No wonder the Pittodrie club were quick to express their satisfaction at the sum they were ordered to pay Hamilton Accies at a tribunal earlier this season. The precise figure has never been released but he’s still considered one of the bargains of recent times.
Few expected Ferguson to settle quite so quickly or establish himself so firmly in manager Derek McInnes’ plans. Ferguson returns to Hampden – scene of his winning header against Rangers in October’s Betfred Cup semi-final – this weekend, when Aberdeen face Celtic in a Scottish Cup semi-final. McInnes has no need to worry about Ferguson’s temperament for such a high-octane occasion.
The 19-year-old midfielder has already answered any doubts on that front. In only his second appearance for the club he struck an overhead kick to draw Aberdeen level with Burnley in a televised Europa League qualifier.
McInnes recalled how quickly Ferguson impressed his new team-mates. On tour in Ireland last summer, just days after Ferguson had joined up with the squad, goalkeeper Joe Lewis turned to McInnes and said: “I really like him”.
“First impressions are important,” said the manager. “He was coming into a successful squad with a lot of good players and he would have been thinking about that on the first day. He just got on with it and he’s been getting on with it ever since.
“Lewis got the players’ approval right away which is important because there is a culture here about how we work, how we operate and go about our gym work so we can become stronger and quicker. Lewis got that right away.
“He has had a really strong first season, which has been recognised, and it’s now about dealing with expectation. For me, Lewis is a boy who doesn’t get fazed by anything. He is so laid back. He deals with everything in his stride.
“The potential is enormous because while I’ve played him in different positions, I see him as someone who can score 15, 16, 17 goals from midfield every season. He’s a good finisher, good in the air and has great energy. He is capable of even more and that’s the exciting part of it.”
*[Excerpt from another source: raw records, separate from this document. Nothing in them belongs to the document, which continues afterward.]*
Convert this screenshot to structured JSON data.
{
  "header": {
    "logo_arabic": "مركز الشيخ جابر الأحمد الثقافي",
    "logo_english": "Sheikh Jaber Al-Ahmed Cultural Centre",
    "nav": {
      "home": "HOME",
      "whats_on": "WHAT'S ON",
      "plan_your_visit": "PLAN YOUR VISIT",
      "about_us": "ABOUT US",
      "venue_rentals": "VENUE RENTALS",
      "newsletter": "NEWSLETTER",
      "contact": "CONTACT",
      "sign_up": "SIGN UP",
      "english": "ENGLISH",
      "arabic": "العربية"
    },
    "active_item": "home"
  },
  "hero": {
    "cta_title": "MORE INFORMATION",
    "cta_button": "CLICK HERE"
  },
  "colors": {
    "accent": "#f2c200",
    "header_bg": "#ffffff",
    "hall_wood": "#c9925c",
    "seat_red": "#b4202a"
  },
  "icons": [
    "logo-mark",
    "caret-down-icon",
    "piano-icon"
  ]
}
McInnes’ own first impressions date back to watching Ferguson play against Aberdeen youth sides for Hamilton. He remembers not being able to work out whether he was right or left-footed, which is unusual these days. “That probably says a lot about me right enough!” he added.
There was no doubting his quality even if McInnes was initially unaware of the player’s notable ancestry as son of ex-Rangers, Hearts and Sunderland midfielder Derek Ferguson and nephew of Barry, the Aberdeen manager’s former Ibrox team-mate.
“I quickly worked out who he was when I looked down the team-sheet and it dawned on me he was Derek’s boy,” said McInnes. “His mum and dad are a brilliant influence on him. They couldn’t be more pleased the way things have gone for him up here. They have been huge supporters of Lewis.”
There’s ample evidence of this background now but one of the principal clues is Ferguson’s ferocious and very familiar will to win – which sometimes surfaces as anger.
“Although I didn’t know Lewis, I thought I did and I thought I knew what I was getting,” he said. “I watched him playing for Hamilton’s youth teams against my youth teams at times and he always left a wee impression.
“I liked his narkiness at times as well, that disappointment and rage when his team didn’t win. I liked this confidence and strength, as well as all the technical stuff on his left and right foot.
“The way he runs, heads, tackles and kicks. Everything he does seems natural,” added McInnes.
“When we signed him, you never know how people will deal with it. It’s quite a big thing for Lewis to come away from his family, he moved into a flat up here and had to deal with that.
“But from the first day, we did a testing and he was right up there, and I have a fit team. He looked like a boy who was ready to play, ready to show his team-mates what he was about. It looked as if he had been preparing for that first day.”